Pages: pp. 30-31
The Internet, along with its related technologies, has created an interconnected world in which information flows easily and tasks are processed collaboratively. To make service-oriented applications more robust, Web services must be examined from a transactional perspective. By transactional, we mean first defining the actions that guide the execution of Web services when failures arise and then the states that permit claiming the success of this execution following the handling of these failures. A variety of transactional models are reported in the database community. Some of these models can be leveraged and enhanced in response to Web services characteristics while others are not suitable for Web services due to the dynamic nature of Web services, the long-running execution scenarios that Web services take part in, and the successful execution of Web services despite other peers' failure. Today's service-oriented applications require advanced transactional models that guarantee integrity and continuity of business processes despite the dynamic nature of the features of the environments hosting the execution of these applications. This special section sheds light on the latest advances in the fields of Web services and transactional models in order to better address advanced research on and experience with transactional Web services.
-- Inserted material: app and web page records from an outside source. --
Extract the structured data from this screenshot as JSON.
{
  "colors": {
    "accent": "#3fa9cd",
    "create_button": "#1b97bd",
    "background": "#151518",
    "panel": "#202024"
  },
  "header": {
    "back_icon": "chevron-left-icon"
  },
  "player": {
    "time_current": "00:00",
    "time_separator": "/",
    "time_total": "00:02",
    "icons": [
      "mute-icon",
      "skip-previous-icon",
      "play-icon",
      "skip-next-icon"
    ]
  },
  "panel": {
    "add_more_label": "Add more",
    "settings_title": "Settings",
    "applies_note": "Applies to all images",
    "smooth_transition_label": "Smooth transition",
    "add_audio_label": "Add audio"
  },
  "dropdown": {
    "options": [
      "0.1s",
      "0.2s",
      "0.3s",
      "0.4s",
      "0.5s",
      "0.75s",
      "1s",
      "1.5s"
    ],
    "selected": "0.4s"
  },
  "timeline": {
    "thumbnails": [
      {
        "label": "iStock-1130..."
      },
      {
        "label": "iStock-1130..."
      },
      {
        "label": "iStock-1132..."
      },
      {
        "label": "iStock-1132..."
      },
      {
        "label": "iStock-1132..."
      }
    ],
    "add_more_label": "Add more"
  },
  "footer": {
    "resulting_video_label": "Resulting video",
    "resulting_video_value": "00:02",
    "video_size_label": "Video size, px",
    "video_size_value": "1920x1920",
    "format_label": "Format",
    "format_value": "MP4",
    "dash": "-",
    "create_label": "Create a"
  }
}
Four papers out of 19 submissions were selected for inclusion in this special section. Each submission was subject to a double-review process by at least three peer reviewers.
In the first paper, entitled "Event-Based Design and Runtime Verification of Composite Service Transactional Behavior," Gaaloul et al. propose an event-driven approach to validate the transactional behavior of Web services taking part in compositions. A composition life cycle consists of four phases, namely, design, execution, monitoring, and reengineering. The verification of this behavior throughout this life cycle is done either at design time to validate recovery mechanisms' consistency or after runtime to detect execution deviations and repair design errors, and, therefore, formally ensure the execution reliability of Web services. In addition, this verification is based on the Event Calculus formalism, which offers a sound definition for this reliability.
In the second paper, entitled "FACTS: A Framework for Fault-Tolerant Composition of Transactional Web Services," Liu et al. note that delivering reliable compositions over unreliable Web services is challenging. To address this challenge, Liu et al. identify a set of high-level exception handling strategies and a new taxonomy of transactional Web services to devise a fault-tolerant mechanism that combines exception handling and transaction techniques. In addition, Liu et al. devise two modules, known as specification and verification, to assist service designers in constructing fault handling logic conveniently and correctly. This logic is automatically injected into WS-BPEL.
In the third paper, entitled "Rule-Based Coordination of Distributed Web Service Transactions," von Riegen et al. study the distributed transactional activity control problem in the context of service choreographies. In such a context, many participants are allowed to work together to achieve a global, common goal, and the initiator of a process is not always the one who is able to commit or cancel a transaction. Von Riegen et al. introduce a framework that allows autonomous coordination of dynamic processes. This framework extends WSBusinessActivity to strengthen the role of the coordinator. Predicate rules are developed to let participants cancel or complete a process and help the coordinators decide on the completion processes and the confirmation or cancellation of the participants' works.
In the fourth paper, entitled "TQoS: Transactional and QoS-Aware Selection Algorithm for Automatic Web Service Composition," El Haddad et al. focus on the issues of selecting and composing Web services. A design-time selection algorithm is proposed in which transactional and QoS requirements are both integrated into the selection process. This algorithm is based on the notion of risk that indicates if execution outcomes can either be compensated for or not. Two risk levels of execution in a transactional system are considered: Risk 0, meaning that if the execution is successful, the obtained outcomes can be compensated for by the user, and Risk 1, meaning that the system does not guarantee successful execution, but if it achieves it, the outcomes cannot be compensated for by the user.
We hope this special section inspires researchers to develop new transactional models that would guarantee service-oriented applications integrity and continuity. Finally, we are grateful to the anonymous reviewers for their valuable comments and efforts and to the authors of all of the papers submitted to this special section. We are also deeply indebted to the editor-in-chief, Dr. Liang-Jie Zhang, for including this special section in the IEEE Transactions on Services Computing.
Youakim Badr Djamal Benslimane Zakaria Maamar Ling Liu Guest Editors